Kosar used the term to describe the offense formalized by Sid Gillman with the AFL Chargers in the 1960s and later by Don Coryell's St. Louis Cardinals and Chargers in the 1970s and 1980s. Al Davis, an assistant under Gillman, also carried his version to the Oakland Raiders, where his successors John Rauch, John Madden, and Tom Flores continued to employ and expand upon its basic principles. This is the "West Coast Offense" as Kosar originally used the term. However, it is now commonly referred to as the "Air Coryell" timed system, and the term West Coast Offense is usually instead used to describe Bill Walsh's system.

The offense uses a specific naming system, with the routes for wideouts and tight ends receiving three digit numbers, and routes for backs having unique names.
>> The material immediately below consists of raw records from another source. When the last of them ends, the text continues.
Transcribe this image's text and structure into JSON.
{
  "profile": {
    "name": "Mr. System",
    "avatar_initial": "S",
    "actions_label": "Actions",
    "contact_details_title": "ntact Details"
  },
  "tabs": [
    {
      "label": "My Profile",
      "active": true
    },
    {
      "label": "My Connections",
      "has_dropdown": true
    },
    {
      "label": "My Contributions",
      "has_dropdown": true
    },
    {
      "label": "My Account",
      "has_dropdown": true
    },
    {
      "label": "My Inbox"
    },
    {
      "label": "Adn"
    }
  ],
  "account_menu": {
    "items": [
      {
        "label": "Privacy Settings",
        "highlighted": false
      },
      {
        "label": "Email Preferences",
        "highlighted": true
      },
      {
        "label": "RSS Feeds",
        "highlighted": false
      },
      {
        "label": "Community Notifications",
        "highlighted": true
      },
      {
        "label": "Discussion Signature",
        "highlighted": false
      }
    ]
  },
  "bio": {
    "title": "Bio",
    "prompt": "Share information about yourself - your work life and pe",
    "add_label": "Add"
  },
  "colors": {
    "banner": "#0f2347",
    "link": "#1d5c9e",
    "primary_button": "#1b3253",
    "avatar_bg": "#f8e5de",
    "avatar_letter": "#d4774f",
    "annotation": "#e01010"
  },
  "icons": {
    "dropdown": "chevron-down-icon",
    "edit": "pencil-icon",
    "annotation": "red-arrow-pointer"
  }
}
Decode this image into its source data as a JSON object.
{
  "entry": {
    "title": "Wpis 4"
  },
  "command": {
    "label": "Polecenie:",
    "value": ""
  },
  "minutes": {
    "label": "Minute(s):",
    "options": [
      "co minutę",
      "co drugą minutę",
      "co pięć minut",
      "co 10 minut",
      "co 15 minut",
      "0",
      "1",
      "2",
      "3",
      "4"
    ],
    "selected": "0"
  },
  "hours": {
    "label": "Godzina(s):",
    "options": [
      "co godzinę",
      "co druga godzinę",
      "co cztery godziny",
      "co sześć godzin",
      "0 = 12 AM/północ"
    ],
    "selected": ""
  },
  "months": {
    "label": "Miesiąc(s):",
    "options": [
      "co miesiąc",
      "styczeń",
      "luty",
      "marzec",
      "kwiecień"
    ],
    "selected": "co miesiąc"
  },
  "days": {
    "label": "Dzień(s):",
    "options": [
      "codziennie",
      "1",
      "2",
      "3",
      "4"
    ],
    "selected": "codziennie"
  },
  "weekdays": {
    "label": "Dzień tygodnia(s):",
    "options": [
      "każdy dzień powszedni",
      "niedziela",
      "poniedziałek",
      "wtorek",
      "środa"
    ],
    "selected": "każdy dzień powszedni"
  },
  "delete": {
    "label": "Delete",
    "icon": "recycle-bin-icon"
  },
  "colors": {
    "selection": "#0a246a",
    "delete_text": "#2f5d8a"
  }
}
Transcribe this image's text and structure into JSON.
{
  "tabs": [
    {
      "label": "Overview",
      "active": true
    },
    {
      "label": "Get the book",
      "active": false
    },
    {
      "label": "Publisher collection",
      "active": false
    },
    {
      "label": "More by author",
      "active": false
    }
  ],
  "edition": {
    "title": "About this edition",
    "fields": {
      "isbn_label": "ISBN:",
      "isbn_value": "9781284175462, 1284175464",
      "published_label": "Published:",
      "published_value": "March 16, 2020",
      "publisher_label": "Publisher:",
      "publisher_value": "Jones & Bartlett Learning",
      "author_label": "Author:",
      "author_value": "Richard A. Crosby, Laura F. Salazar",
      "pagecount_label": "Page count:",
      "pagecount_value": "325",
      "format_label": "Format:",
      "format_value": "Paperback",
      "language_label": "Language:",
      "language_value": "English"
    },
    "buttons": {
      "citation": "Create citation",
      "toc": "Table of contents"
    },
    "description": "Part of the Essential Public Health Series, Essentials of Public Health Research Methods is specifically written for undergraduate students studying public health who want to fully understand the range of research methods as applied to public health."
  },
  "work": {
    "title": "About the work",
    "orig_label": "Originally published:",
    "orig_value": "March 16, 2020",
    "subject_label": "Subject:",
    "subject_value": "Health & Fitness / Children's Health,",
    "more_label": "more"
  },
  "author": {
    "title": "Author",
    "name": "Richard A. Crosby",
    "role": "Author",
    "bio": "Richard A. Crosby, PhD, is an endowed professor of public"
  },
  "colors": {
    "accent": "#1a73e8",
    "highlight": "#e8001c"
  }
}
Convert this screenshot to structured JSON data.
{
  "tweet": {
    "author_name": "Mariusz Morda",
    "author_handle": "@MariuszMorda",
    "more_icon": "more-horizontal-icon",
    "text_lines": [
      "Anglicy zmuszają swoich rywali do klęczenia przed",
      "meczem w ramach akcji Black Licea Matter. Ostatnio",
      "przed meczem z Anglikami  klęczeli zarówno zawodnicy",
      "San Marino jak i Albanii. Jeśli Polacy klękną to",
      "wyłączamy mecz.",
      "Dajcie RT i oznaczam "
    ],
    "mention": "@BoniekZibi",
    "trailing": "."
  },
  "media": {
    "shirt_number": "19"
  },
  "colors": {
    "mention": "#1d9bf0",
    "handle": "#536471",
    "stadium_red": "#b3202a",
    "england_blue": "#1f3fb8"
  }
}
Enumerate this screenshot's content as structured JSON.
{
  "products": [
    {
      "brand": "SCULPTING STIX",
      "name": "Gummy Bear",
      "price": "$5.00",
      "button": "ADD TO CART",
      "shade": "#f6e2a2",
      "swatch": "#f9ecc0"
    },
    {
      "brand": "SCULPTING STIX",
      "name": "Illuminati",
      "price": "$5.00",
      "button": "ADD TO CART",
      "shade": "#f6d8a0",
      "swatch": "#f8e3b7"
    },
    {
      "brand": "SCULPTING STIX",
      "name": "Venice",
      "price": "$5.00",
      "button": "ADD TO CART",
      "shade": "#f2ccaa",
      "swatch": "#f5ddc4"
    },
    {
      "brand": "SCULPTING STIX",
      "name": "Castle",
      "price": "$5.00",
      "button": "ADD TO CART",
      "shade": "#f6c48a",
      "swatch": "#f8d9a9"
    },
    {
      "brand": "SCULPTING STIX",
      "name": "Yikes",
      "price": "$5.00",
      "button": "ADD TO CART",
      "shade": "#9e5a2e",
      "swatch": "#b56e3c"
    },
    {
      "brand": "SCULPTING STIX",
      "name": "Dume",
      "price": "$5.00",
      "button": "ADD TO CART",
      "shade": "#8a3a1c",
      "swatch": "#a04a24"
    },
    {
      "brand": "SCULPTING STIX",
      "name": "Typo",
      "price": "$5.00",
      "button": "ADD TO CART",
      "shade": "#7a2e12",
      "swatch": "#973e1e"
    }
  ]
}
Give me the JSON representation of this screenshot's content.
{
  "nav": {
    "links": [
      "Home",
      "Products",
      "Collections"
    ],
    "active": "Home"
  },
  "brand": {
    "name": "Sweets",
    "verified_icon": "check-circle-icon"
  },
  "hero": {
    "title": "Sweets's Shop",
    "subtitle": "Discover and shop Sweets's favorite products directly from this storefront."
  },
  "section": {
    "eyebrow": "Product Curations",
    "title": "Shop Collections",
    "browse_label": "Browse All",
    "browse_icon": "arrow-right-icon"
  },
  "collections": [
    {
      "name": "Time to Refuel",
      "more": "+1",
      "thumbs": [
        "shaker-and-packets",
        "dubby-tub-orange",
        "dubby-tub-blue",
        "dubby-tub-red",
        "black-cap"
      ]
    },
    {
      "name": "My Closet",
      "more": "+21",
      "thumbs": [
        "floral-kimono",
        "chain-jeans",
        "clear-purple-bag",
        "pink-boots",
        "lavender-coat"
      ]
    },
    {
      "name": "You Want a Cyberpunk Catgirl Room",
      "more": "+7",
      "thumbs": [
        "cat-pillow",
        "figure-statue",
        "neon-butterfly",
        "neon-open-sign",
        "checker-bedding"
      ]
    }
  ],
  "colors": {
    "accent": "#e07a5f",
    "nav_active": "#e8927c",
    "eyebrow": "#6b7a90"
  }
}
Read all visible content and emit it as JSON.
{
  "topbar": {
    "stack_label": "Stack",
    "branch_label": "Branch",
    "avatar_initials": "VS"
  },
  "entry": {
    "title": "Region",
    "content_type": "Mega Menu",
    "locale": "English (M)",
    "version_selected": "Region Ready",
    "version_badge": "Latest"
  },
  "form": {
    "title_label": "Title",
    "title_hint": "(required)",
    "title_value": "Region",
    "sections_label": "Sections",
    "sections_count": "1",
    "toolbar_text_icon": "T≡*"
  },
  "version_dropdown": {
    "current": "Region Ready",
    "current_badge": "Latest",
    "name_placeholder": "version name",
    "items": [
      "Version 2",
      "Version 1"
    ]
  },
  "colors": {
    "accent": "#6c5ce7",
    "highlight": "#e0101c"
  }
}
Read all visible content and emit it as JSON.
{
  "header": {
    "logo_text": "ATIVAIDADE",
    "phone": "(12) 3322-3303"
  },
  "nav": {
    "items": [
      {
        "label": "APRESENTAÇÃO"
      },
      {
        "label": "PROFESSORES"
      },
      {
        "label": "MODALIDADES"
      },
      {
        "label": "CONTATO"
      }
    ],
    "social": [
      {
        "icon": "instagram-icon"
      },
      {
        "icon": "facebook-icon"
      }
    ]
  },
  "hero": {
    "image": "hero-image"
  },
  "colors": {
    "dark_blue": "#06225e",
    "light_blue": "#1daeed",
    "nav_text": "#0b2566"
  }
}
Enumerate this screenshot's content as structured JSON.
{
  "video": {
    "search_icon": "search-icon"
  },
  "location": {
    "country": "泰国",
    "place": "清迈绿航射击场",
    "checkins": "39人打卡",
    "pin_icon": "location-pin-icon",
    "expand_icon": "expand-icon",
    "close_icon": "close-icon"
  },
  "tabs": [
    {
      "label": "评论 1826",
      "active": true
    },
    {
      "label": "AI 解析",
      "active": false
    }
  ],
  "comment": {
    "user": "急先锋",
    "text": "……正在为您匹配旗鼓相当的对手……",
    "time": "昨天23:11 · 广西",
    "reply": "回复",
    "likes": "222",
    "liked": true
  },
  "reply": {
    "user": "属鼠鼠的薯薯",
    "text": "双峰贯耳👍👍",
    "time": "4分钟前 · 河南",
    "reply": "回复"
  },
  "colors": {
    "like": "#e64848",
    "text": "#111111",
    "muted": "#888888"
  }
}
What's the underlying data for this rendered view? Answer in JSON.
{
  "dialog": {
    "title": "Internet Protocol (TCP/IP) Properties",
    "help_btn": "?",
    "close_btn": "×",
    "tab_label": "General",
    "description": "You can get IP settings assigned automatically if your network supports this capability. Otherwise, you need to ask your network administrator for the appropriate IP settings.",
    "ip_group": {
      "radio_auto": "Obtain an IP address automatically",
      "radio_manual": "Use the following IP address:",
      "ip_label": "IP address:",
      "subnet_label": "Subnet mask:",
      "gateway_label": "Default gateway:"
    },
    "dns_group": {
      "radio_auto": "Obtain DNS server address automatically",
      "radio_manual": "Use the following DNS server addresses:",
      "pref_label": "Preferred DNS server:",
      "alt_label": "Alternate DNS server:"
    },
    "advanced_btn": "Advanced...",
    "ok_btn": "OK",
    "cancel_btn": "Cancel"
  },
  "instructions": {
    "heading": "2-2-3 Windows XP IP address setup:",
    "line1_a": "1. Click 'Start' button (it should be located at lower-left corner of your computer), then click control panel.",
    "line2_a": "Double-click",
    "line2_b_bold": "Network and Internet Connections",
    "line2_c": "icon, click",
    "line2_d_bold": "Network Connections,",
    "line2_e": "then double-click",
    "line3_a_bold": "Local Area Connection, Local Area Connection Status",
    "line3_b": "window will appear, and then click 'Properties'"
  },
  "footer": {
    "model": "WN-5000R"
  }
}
For example, a pass play in 3 digit form might be "Split Right 787 check swing, check V". (see Offensive Nomenclature). This provides an efficient way to communicate many different plays with minimal memorization."

"The original West Coast Offense of Sid Gillman uses some of the same principles (pass to establish the run, quarterback throws to timed spots), but offensive formations are generally less complicated with more wideouts and motion. The timed spots are often farther downfield than in the Walsh-style offense, and the system requires a greater reliance on traditional pocket passing."

That's the flavour Charlie is trying to install here, IMO. The Canadian rules allow for advantages in getting slots in motion, but the receivers have to get open in the intermediate and deep zones. Otherwise, it's dink-and-dunk city like we saw on Saturday.

For it to work correctly, the deep passing game has to be a factor to stretch the D.

Spread offenses utilize four and five receiver sets de rigeur, but the routes are NOT tied to the QB's footwork.

It is not slavishly trying to apply Bill Walsh's WCO circa 1980 to a Canadian context. Chang's drive last Saturday demonstrated what can happen if the intermediate and deep zones are attackable with an umbrella-style prevent coverage and a QB who can gun it into those areas.

Getting the defensive backfield to have to cheat on the run allows you to take shots deep. You also want to spread the D out so there are more opportunites for big YAC yards from missed tackles when defenders are isolated by the horizontal stretching effect of the attack.

Oski Wee Wee,

go dig up Toni's numbers after Charlie left. His t.d's went up 40% and his yards went up by almost 2000 yards a year once Don came in and brought a real CFL style offence in. The west coast o is all about short routes and dump passes to the backs.

The "East Coast Offence" is what Steve Spurrier called his offence when he went to coach in Washington. And we all know how well that went...

Also, I remember the Doug Flutie days back in Calgary and it always seemed like his receivers were running 10, 15, or 20 yard routes, so when they caught the ball, they got a first down. So to them, a poor gain on first down didn't stop them from moving the ball. I was a big fan of that type of system and I'd like to see something like that come to Hamilton. (I wouldn't mind having some of those Calgary players either!)

Ask A.C. about the impact of Taaffe's work with him and how it SALVAGED his career.

Here again, the performance of the QB as regards to his capacity to make reads and distribute the ball based on his footwork operates irrespective of what plays are run.

A Coryell 4 or 5 receiver offense (the 3 and 4-receiver sets being the staple of the great Chargers offenses of the 1980s) is easily adaptable to the CFL. Easily.

The Dallas dynasty of the 1990s is directly linked to the Gillman-Coryell-Zampese line of the WCO. Norv Turner's attack was as vertical as one would ask -- shotgun, 3 and 4-receivers -- bombs away to Michael Irvin...a timing offense!

You want to equate the WCO with just Walsh and his coaching tree, but that isn't how the pioneers of the system would look at it. WCO approaches are as diverse as one can get these days.

We need receivers who can get open deep and we need to see whether Maas has the elan to get the ball there. I know Chang has the gun and the attitude to sure as hell try.

Oski Wee Wee,

and the problem is we don't have the receivers to make any system work.

Well, it was more often referred to as the "Fun 'N' Gun" offense under Spurrier. Not much fun, pretty bad gun.

A bad spread offense to be sure.

Oski Wee Wee,